Notary have a duty to deter fraud. Notarizing when the document appears to have blanks that clearly affect the document’s completeness opens the door to fraud. The signer must decide how to address the blank space. The signer will need initial any changes he or she makes on the document. If the signer does not know enough about the document to be able to address blank spaces, we recommend that the signer seek help from the creator or recipient of the document or an attorney. Some forms might contain all the information that the signer has to put in it without filling in all the spaces, so be sure to ask the signer if the document is complete. A common example of an incomplete document occurs when the notary is presented with just the signature page of a multi-page document. Our notary you must have ALL pages and attachments when preforming a notorial act.




Can a notary notarize a document if they have a beneficial or financial Interest?


A notary must be totally neutral and impartial. If the notary is connected to the transaction, or if they stand to gain from the transaction, the notary cannot be neutral.




Can a photograph be notarized?


Notaries do not notarize photographs. As a notary, we do not have the authority to “certify” the authenticity of a photograph. In this situation we would administer an oath or affirmation to a person who makes a sworn statement (an affidavit) about that photograph. The statement could be printed on the back of the photograph if it is large enough, or the photo could be attached to a separate written affidavit. In this example we are not notarizing or certifying the trueness of that photograph, instead, we are performing a notarial act for the person who is making a sworn statement about the photograph.




What ID is needed to verify identity?


1. Current driver's license or non-driver identification card from any state, Canada, Mexico, or United States Territory
2. Current U.S. passport
3. Current Identification card issued by any branch of U.S. Armed Forces
4. Current Identification card issued by the U.S. Citizenship and Immigration Services (USCIS), such as a Permanent Resident Card (sometimes called a "green card")
5. Inmate identification cards issued in federal and state prisons

We can not rely solely on documents such as birth certificates, social security cards or credit cards as a primary identification document to identify you. Such cards may be of assistance ONLY in resolving a minor discrepancy between the name on the document and the name on the ID card. An example would be that the signer's middle initial appears in his name on the document but there is no middle initial on his driver's license. A secondary source of ID that has his middle initial may be used to solve this problem.




Does the document date matter?

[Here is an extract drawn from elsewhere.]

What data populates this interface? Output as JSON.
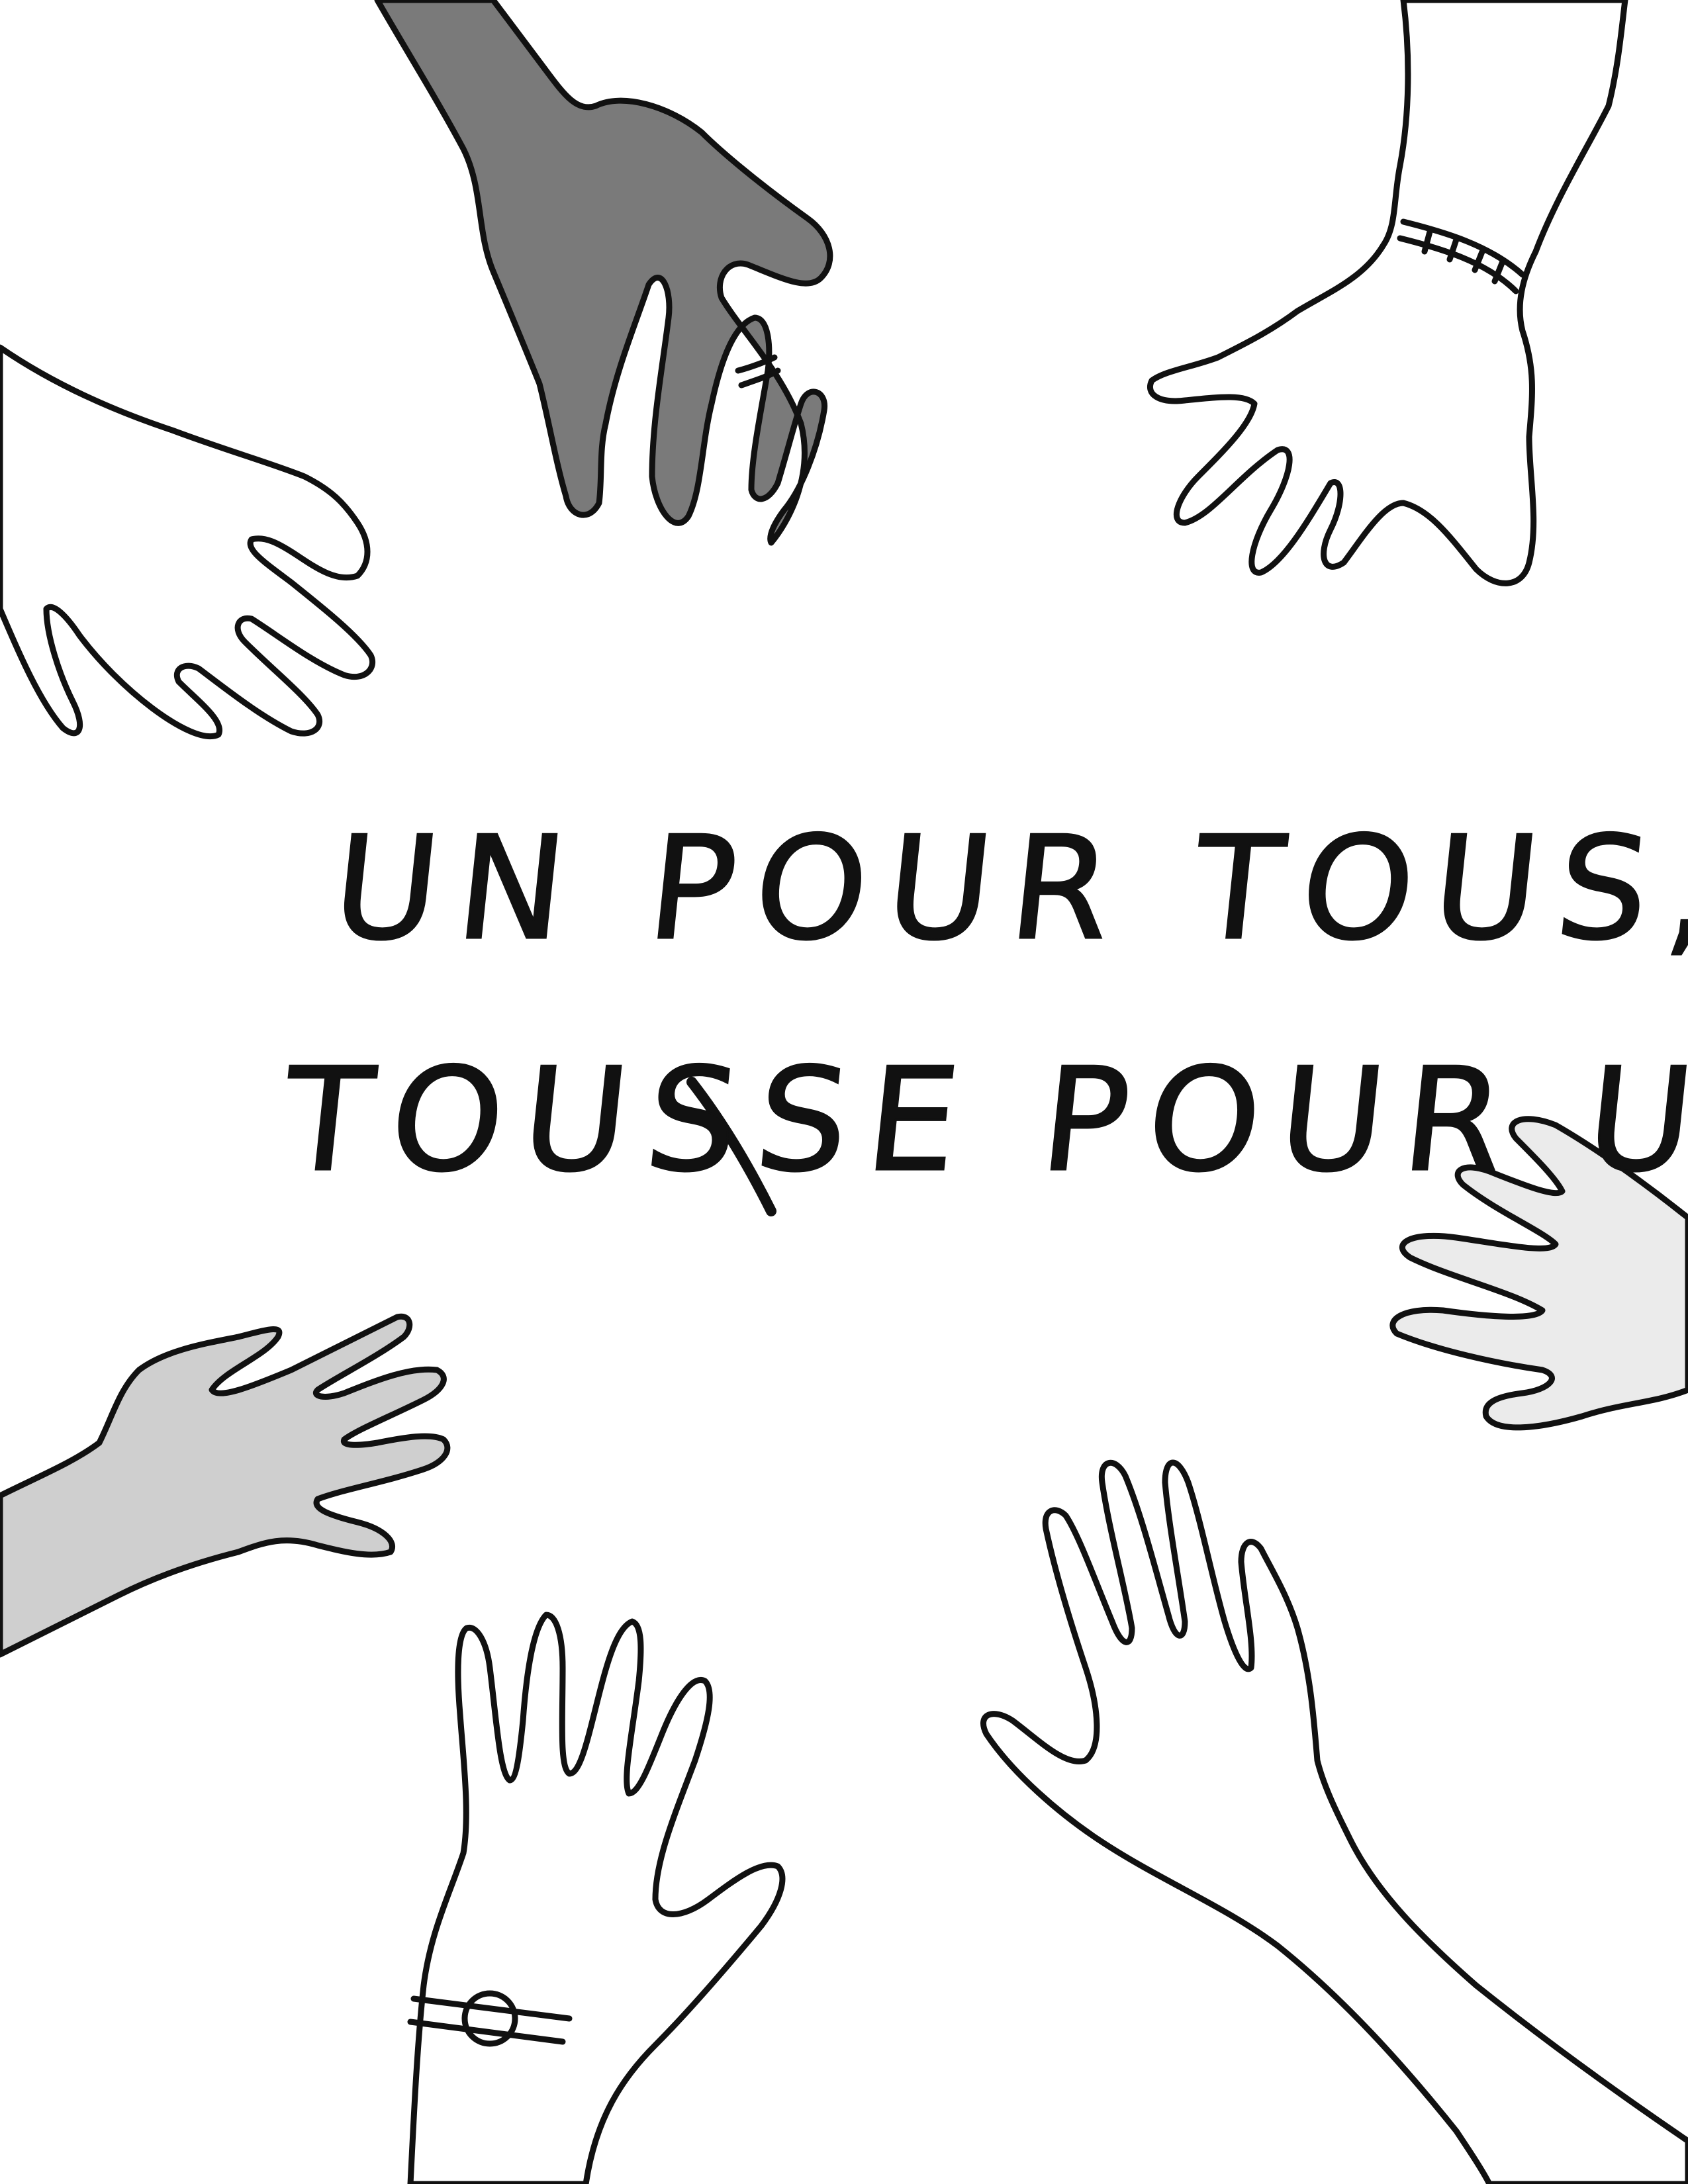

The document's date is immaterial to the notary, even if it appears as a future effective date. The notary simply avoids confusing the document date with the date the notarial act is performed. The notary must always record the actual date of notarization. The signer's signature date, however, is of utmost concern to the notary. It cannot be a date in the future, or if the document was signed in the notary's presence, it cannot be dated any date other than that of the notarial act.





The information presented on this page was collected from public sources and is provided only as a service. No attempt was made to interpret state or federal laws or dispense legal advice. Please contact an attorney for any legal advice and guidance. JT Notary is not a legal firm or associated with a legal firm and does not prepare or offer advice on the preparation or execution of documents outside of the notarial authority.